* PROBLEM
Scan the material below for "Tipo", then return each line that contains it.

* PROVIDED DATA
........
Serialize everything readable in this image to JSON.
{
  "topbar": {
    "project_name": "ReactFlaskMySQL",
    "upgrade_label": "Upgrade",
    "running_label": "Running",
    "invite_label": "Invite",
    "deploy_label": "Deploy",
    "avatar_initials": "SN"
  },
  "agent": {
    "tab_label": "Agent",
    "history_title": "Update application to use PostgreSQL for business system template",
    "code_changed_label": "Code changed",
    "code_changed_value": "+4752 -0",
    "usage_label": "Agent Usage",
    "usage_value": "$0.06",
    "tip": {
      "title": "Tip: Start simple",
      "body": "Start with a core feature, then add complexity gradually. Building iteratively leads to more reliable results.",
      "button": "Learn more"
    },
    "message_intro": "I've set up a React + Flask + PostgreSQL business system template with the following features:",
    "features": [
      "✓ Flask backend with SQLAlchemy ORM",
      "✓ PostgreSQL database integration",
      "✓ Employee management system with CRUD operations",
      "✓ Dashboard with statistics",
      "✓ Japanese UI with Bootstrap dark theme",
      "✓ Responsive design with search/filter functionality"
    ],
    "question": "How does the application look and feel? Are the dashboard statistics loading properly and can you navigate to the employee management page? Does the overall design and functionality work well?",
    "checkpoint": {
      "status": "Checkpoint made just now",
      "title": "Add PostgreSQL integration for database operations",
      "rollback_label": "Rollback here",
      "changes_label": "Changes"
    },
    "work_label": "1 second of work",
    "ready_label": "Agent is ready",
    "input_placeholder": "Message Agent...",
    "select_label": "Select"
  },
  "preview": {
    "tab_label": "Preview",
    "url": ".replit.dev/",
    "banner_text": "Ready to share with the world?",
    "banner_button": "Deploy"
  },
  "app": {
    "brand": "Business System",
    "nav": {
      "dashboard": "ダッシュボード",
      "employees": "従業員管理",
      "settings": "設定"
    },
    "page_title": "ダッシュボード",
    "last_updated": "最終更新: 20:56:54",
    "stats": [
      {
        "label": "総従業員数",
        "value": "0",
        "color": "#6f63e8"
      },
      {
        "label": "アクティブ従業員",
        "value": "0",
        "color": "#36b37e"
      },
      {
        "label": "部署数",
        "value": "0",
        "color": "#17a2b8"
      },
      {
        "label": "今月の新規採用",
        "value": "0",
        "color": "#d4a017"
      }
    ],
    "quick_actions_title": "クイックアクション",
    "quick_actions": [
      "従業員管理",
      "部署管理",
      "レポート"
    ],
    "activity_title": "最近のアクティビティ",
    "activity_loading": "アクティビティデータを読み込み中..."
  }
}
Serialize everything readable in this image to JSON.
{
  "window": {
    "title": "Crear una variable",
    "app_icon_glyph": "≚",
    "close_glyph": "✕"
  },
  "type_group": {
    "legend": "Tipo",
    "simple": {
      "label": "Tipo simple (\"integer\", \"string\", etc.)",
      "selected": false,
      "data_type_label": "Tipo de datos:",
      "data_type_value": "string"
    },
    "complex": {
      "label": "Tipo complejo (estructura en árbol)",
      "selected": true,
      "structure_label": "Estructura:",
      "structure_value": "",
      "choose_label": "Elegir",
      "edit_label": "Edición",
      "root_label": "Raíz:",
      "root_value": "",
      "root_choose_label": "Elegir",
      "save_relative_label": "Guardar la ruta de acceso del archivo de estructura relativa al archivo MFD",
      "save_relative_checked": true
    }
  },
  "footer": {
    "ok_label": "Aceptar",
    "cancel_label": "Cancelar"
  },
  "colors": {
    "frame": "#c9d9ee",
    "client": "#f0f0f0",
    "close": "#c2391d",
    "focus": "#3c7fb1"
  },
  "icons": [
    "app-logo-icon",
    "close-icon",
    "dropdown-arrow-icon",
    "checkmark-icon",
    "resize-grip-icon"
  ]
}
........
* TASK RESULT
    "legend": "Tipo",
      "label": "Tipo simple (\"integer\", \"string\", etc.)",
      "data_type_label": "Tipo de datos:",
      "label": "Tipo complejo (estructura en árbol)",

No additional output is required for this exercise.